ACTION ITEM => Copy out the data in full, keeping each line exactly as it reads.

EXTRACTED ENTRIES =>
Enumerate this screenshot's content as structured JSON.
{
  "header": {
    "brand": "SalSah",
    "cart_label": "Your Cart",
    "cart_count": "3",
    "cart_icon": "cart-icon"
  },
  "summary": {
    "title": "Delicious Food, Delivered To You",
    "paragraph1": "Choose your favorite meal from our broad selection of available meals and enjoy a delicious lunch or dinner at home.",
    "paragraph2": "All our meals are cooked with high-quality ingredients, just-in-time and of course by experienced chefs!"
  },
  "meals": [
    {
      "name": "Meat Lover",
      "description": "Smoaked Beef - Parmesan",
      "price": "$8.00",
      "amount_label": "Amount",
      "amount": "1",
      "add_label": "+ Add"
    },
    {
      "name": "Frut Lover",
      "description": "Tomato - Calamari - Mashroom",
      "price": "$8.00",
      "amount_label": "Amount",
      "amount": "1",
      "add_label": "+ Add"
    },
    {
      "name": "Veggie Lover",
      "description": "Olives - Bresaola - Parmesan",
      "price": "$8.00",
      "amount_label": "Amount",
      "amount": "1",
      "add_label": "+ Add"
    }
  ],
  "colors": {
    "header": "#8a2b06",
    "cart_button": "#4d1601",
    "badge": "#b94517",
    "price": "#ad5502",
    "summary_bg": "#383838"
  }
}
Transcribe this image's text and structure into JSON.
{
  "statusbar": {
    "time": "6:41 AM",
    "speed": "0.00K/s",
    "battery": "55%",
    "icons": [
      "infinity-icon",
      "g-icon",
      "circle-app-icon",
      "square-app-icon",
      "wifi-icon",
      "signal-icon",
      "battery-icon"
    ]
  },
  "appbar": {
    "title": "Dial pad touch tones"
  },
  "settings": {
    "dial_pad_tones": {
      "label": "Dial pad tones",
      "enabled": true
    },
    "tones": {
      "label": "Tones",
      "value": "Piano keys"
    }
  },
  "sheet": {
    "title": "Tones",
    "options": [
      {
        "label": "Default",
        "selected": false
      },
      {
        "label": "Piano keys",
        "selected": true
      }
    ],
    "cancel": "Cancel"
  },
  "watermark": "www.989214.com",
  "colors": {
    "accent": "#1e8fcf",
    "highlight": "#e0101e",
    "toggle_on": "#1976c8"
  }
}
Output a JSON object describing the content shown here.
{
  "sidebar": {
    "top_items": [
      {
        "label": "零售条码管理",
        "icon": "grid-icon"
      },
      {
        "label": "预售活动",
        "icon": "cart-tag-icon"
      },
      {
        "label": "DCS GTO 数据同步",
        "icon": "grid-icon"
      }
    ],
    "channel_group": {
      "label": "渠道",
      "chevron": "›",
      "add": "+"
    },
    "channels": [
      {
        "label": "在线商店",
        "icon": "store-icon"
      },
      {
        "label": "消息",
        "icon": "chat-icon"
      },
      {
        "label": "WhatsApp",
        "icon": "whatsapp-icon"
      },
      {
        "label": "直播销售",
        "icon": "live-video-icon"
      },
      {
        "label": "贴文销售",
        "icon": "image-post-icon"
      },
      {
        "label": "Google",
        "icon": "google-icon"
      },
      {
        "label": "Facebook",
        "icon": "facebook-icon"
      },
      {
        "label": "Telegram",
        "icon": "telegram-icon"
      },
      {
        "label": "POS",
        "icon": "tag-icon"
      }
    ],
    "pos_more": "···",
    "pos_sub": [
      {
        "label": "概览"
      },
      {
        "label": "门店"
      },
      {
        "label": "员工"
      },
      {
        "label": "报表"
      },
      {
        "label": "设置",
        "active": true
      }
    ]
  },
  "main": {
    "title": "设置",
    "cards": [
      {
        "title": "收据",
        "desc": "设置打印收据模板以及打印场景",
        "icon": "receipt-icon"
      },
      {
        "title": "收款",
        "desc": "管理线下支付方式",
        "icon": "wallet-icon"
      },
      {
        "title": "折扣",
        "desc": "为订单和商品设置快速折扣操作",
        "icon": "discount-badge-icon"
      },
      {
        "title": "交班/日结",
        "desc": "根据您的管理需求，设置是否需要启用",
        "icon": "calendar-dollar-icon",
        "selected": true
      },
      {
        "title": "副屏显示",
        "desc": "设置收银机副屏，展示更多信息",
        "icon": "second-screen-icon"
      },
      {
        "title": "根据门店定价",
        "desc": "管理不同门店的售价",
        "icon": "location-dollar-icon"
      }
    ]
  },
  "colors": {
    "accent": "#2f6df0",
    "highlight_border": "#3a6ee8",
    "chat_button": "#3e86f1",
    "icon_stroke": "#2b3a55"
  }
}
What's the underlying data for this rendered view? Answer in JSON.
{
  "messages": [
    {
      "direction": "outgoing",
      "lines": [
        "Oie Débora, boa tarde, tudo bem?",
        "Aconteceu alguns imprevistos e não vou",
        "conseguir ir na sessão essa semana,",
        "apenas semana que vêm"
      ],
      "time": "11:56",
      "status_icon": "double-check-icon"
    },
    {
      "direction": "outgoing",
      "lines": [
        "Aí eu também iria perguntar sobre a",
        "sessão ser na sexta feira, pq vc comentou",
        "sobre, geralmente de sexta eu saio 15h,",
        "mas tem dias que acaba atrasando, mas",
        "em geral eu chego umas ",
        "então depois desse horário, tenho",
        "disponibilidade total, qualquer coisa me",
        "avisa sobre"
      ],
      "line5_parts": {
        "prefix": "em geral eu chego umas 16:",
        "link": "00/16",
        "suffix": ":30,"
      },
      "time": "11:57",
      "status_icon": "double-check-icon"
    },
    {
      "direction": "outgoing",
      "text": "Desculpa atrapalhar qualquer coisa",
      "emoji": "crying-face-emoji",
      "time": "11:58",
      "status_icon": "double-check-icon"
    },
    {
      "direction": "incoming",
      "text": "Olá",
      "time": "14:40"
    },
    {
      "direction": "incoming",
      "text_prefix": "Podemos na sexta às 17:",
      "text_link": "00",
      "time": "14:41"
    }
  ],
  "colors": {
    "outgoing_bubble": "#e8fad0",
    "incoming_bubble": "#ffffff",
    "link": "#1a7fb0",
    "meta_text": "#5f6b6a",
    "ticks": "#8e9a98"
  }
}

RESPONSE AREA =>
Enumerate this screenshot's content as structured JSON.
{
  "header": {
    "brand": "SalSah",
    "cart_label": "Your Cart",
    "cart_count": "3",
    "cart_icon": "cart-icon"
  },
  "summary": {
    "title": "Delicious Food, Delivered To You",
    "paragraph1": "Choose your favorite meal from our broad selection of available meals and enjoy a delicious lunch or dinner at home.",
    "paragraph2": "All our meals are cooked with high-quality ingredients, just-in-time and of course by experienced chefs!"
  },
  "meals": [
    {
      "name": "Meat Lover",
      "description": "Smoaked Beef - Parmesan",
      "price": "$8.00",
      "amount_label": "Amount",
      "amount": "1",
      "add_label": "+ Add"
    },
    {
      "name": "Frut Lover",
      "description": "Tomato - Calamari - Mashroom",
      "price": "$8.00",
      "amount_label": "Amount",
      "amount": "1",
      "add_label": "+ Add"
    },
    {
      "name": "Veggie Lover",
      "description": "Olives - Bresaola - Parmesan",
      "price": "$8.00",
      "amount_label": "Amount",
      "amount": "1",
      "add_label": "+ Add"
    }
  ],
  "colors": {
    "header": "#8a2b06",
    "cart_button": "#4d1601",
    "badge": "#b94517",
    "price": "#ad5502",
    "summary_bg": "#383838"
  }
}
Transcribe this image's text and structure into JSON.
{
  "statusbar": {
    "time": "6:41 AM",
    "speed": "0.00K/s",
    "battery": "55%",
    "icons": [
      "infinity-icon",
      "g-icon",
      "circle-app-icon",
      "square-app-icon",
      "wifi-icon",
      "signal-icon",
      "battery-icon"
    ]
  },
  "appbar": {
    "title": "Dial pad touch tones"
  },
  "settings": {
    "dial_pad_tones": {
      "label": "Dial pad tones",
      "enabled": true
    },
    "tones": {
      "label": "Tones",
      "value": "Piano keys"
    }
  },
  "sheet": {
    "title": "Tones",
    "options": [
      {
        "label": "Default",
        "selected": false
      },
      {
        "label": "Piano keys",
        "selected": true
      }
    ],
    "cancel": "Cancel"
  },
  "watermark": "www.989214.com",
  "colors": {
    "accent": "#1e8fcf",
    "highlight": "#e0101e",
    "toggle_on": "#1976c8"
  }
}
Output a JSON object describing the content shown here.
{
  "sidebar": {
    "top_items": [
      {
        "label": "零售条码管理",
        "icon": "grid-icon"
      },
      {
        "label": "预售活动",
        "icon": "cart-tag-icon"
      },
      {
        "label": "DCS GTO 数据同步",
        "icon": "grid-icon"
      }
    ],
    "channel_group": {
      "label": "渠道",
      "chevron": "›",
      "add": "+"
    },
    "channels": [
      {
        "label": "在线商店",
        "icon": "store-icon"
      },
      {
        "label": "消息",
        "icon": "chat-icon"
      },
      {
        "label": "WhatsApp",
        "icon": "whatsapp-icon"
      },
      {
        "label": "直播销售",
        "icon": "live-video-icon"
      },
      {
        "label": "贴文销售",
        "icon": "image-post-icon"
      },
      {
        "label": "Google",
        "icon": "google-icon"
      },
      {
        "label": "Facebook",
        "icon": "facebook-icon"
      },
      {
        "label": "Telegram",
        "icon": "telegram-icon"
      },
      {
        "label": "POS",
        "icon": "tag-icon"
      }
    ],
    "pos_more": "···",
    "pos_sub": [
      {
        "label": "概览"
      },
      {
        "label": "门店"
      },
      {
        "label": "员工"
      },
      {
        "label": "报表"
      },
      {
        "label": "设置",
        "active": true
      }
    ]
  },
  "main": {
    "title": "设置",
    "cards": [
      {
        "title": "收据",
        "desc": "设置打印收据模板以及打印场景",
        "icon": "receipt-icon"
      },
      {
        "title": "收款",
        "desc": "管理线下支付方式",
        "icon": "wallet-icon"
      },
      {
        "title": "折扣",
        "desc": "为订单和商品设置快速折扣操作",
        "icon": "discount-badge-icon"
      },
      {
        "title": "交班/日结",
        "desc": "根据您的管理需求，设置是否需要启用",
        "icon": "calendar-dollar-icon",
        "selected": true
      },
      {
        "title": "副屏显示",
        "desc": "设置收银机副屏，展示更多信息",
        "icon": "second-screen-icon"
      },
      {
        "title": "根据门店定价",
        "desc": "管理不同门店的售价",
        "icon": "location-dollar-icon"
      }
    ]
  },
  "colors": {
    "accent": "#2f6df0",
    "highlight_border": "#3a6ee8",
    "chat_button": "#3e86f1",
    "icon_stroke": "#2b3a55"
  }
}
What's the underlying data for this rendered view? Answer in JSON.
{
  "messages": [
    {
      "direction": "outgoing",
      "lines": [
        "Oie Débora, boa tarde, tudo bem?",
        "Aconteceu alguns imprevistos e não vou",
        "conseguir ir na sessão essa semana,",
        "apenas semana que vêm"
      ],
      "time": "11:56",
      "status_icon": "double-check-icon"
    },
    {
      "direction": "outgoing",
      "lines": [
        "Aí eu também iria perguntar sobre a",
        "sessão ser na sexta feira, pq vc comentou",
        "sobre, geralmente de sexta eu saio 15h,",
        "mas tem dias que acaba atrasando, mas",
        "em geral eu chego umas ",
        "então depois desse horário, tenho",
        "disponibilidade total, qualquer coisa me",
        "avisa sobre"
      ],
      "line5_parts": {
        "prefix": "em geral eu chego umas 16:",
        "link": "00/16",
        "suffix": ":30,"
      },
      "time": "11:57",
      "status_icon": "double-check-icon"
    },
    {
      "direction": "outgoing",
      "text": "Desculpa atrapalhar qualquer coisa",
      "emoji": "crying-face-emoji",
      "time": "11:58",
      "status_icon": "double-check-icon"
    },
    {
      "direction": "incoming",
      "text": "Olá",
      "time": "14:40"
    },
    {
      "direction": "incoming",
      "text_prefix": "Podemos na sexta às 17:",
      "text_link": "00",
      "time": "14:41"
    }
  ],
  "colors": {
    "outgoing_bubble": "#e8fad0",
    "incoming_bubble": "#ffffff",
    "link": "#1a7fb0",
    "meta_text": "#5f6b6a",
    "ticks": "#8e9a98"
  }
}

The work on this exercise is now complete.